If you’ve ever become completely absorbed in a creative project or felt a little better after singing along to a favorite song, you’ve got some idea of how art can soothe you. Art therapy programs can be even more powerful—especially when it comes to helping cancer patients.
A growing body of research shows art and music therapy can soothe symptoms related to pain and anxiety in cancer patients. Many cancer support centers now offer expressive art therapy programs. If you or someone you know is facing a cancer diagnosis, you may want to explore one of these programs.
We all know certain songs can make us feel a certain way, but for cancer patients, singing in a choir can have especially powerful benefits, including improvements to mental health.
Benefits patients and carers
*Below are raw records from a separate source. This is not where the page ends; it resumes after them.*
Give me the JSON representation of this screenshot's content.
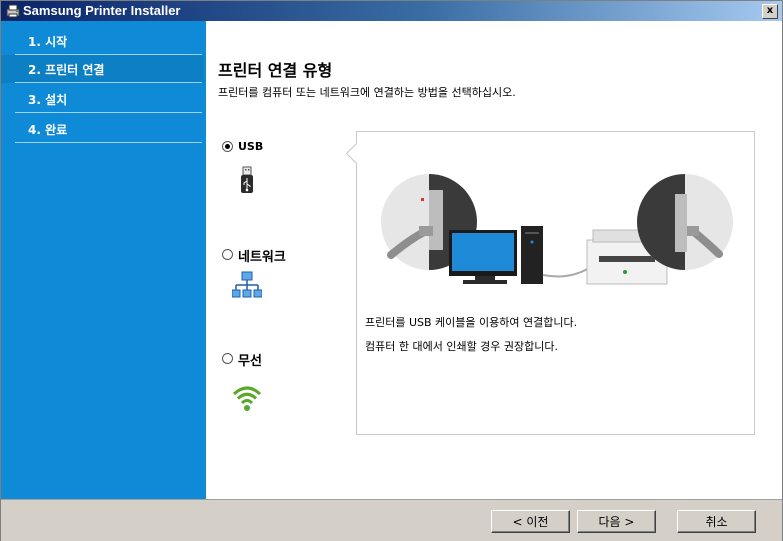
{
  "window": {
    "title": "Samsung Printer Installer",
    "close_label": "x"
  },
  "sidebar": {
    "items": [
      {
        "label": "1. 시작",
        "active": false
      },
      {
        "label": "2. 프린터 연결",
        "active": true
      },
      {
        "label": "3. 설치",
        "active": false
      },
      {
        "label": "4. 완료",
        "active": false
      }
    ]
  },
  "main": {
    "title": "프린터 연결 유형",
    "description": "프린터를 컴퓨터 또는 네트워크에 연결하는 방법을 선택하십시오.",
    "options": [
      {
        "label": "USB",
        "selected": true,
        "icon": "usb-plug-icon"
      },
      {
        "label": "네트워크",
        "selected": false,
        "icon": "network-icon"
      },
      {
        "label": "무선",
        "selected": false,
        "icon": "wifi-icon"
      }
    ],
    "panel": {
      "line1": "프린터를 USB 케이블을 이용하여 연결합니다.",
      "line2": "컴퓨터 한 대에서 인쇄할 경우 권장합니다."
    }
  },
  "footer": {
    "back_label": "< 이전",
    "next_label": "다음 >",
    "cancel_label": "취소"
  },
  "colors": {
    "sidebar": "#0f8ad7",
    "titlebar": "#0a246a",
    "wifi": "#5aa82a"
  }
}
Recent research shows group singing can bring a range of health and well-being benefits, including a feeling of being uplifted, a sense of belonging and feelings of accomplishment, as well as reduced anxiety and depression. Both cancer patients and their carers benefited from choral singing.
Music therapist Catherine Manning says singing in a choir provides a supportive environment where those affected by cancer can find camaraderie. Music therapy, she says, helps cancer patients cope with their diagnosis, treatment side effects and emotional issues like loneliness.
Improves physical and mental well-being
Singing requires deep breathing, and deep breathing (called diaphragmatic breathing) stabilizes blood pressure and supports reoxygenation of organs. “It also calms the nervous system and brings deepened relaxation to the mind,” says Manning.
In various studies, listening to and/or playing music has been found to reduce stress (in part by reducing the stress hormone cortisol) and even reduce the perception of pain. In one study, listening to music was more effective than medication in reducing anxiety before surgery. Group singing has been shown to be particularly effective in boosting the immune system.
Art therapist Elva Palo says art is a powerful vehicle for helping cancer patients express emotions that they struggle to vocalize. “Everyone has the ability to be creative; it’s not reserved for people with special talents,” she says. In mindfulness-based art therapy, the process rather than the final product is the focus.
Boosts mental health
Art therapy can improve mental health by improving blood flow to certain areas of the brain and lowering cortisol. In a 2012 study of women with breast cancer, art therapy combined with a mindfulness-based stress reduction program produced changes in brain activity associated with lower stress and anxiety.
Art may even help reduce physical symptoms in cancer patients. One study found patients who participated in art therapy reported significant reductions in tiredness, pain, lack of appetite and shortness of breath after spending one hour working on an art project of their choice.